- _WHAT YOU SHOULD DO_: Which lines in the data below contain the word "label"? Copy each of them.

Dataset records:
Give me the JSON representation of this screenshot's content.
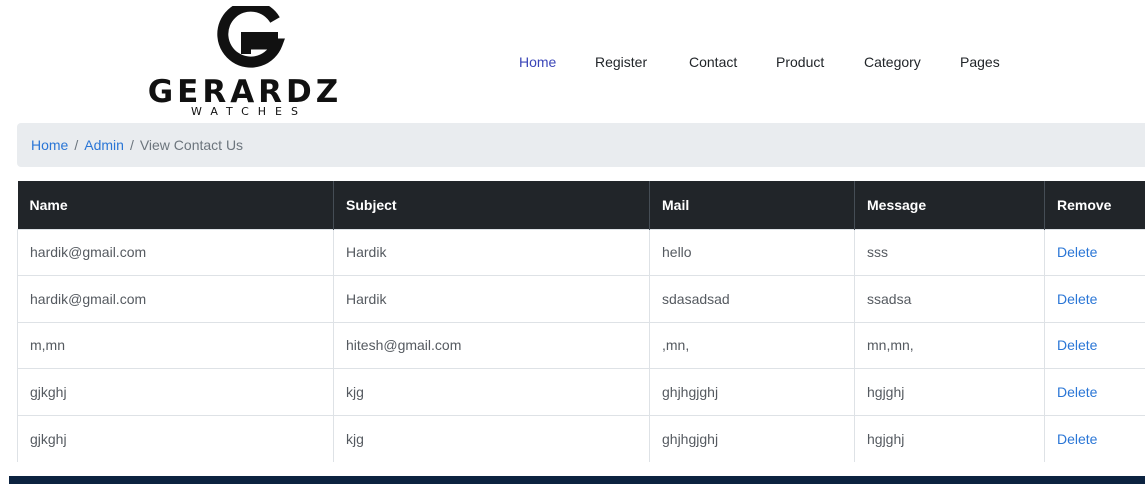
{
  "brand": {
    "name": "GERARDZ",
    "tagline": "WATCHES"
  },
  "nav": {
    "items": [
      {
        "label": "Home",
        "active": true
      },
      {
        "label": "Register",
        "active": false
      },
      {
        "label": "Contact",
        "active": false
      },
      {
        "label": "Product",
        "active": false
      },
      {
        "label": "Category",
        "active": false
      },
      {
        "label": "Pages",
        "active": false
      }
    ]
  },
  "breadcrumb": {
    "items": [
      "Home",
      "Admin",
      "View Contact Us"
    ],
    "separator": "/"
  },
  "table": {
    "headers": [
      "Name",
      "Subject",
      "Mail",
      "Message",
      "Remove"
    ],
    "rows": [
      [
        "hardik@gmail.com",
        "Hardik",
        "hello",
        "sss",
        "Delete"
      ],
      [
        "hardik@gmail.com",
        "Hardik",
        "sdasadsad",
        "ssadsa",
        "Delete"
      ],
      [
        "m,mn",
        "hitesh@gmail.com",
        ",mn,",
        "mn,mn,",
        "Delete"
      ],
      [
        "gjkghj",
        "kjg",
        "ghjhgjghj",
        "hgjghj",
        "Delete"
      ],
      [
        "gjkghj",
        "kjg",
        "ghjhgjghj",
        "hgjghj",
        "Delete"
      ]
    ]
  },
  "colors": {
    "nav_active": "#3b46b8",
    "link": "#2a76d6",
    "table_header_bg": "#212529",
    "breadcrumb_bg": "#e9ecef",
    "footer_bg": "#0c2340"
  }
}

- _WRITTEN RESPONSE_:
        "label": "Home",
        "label": "Register",
        "label": "Contact",
        "label": "Product",
        "label": "Category",
        "label": "Pages",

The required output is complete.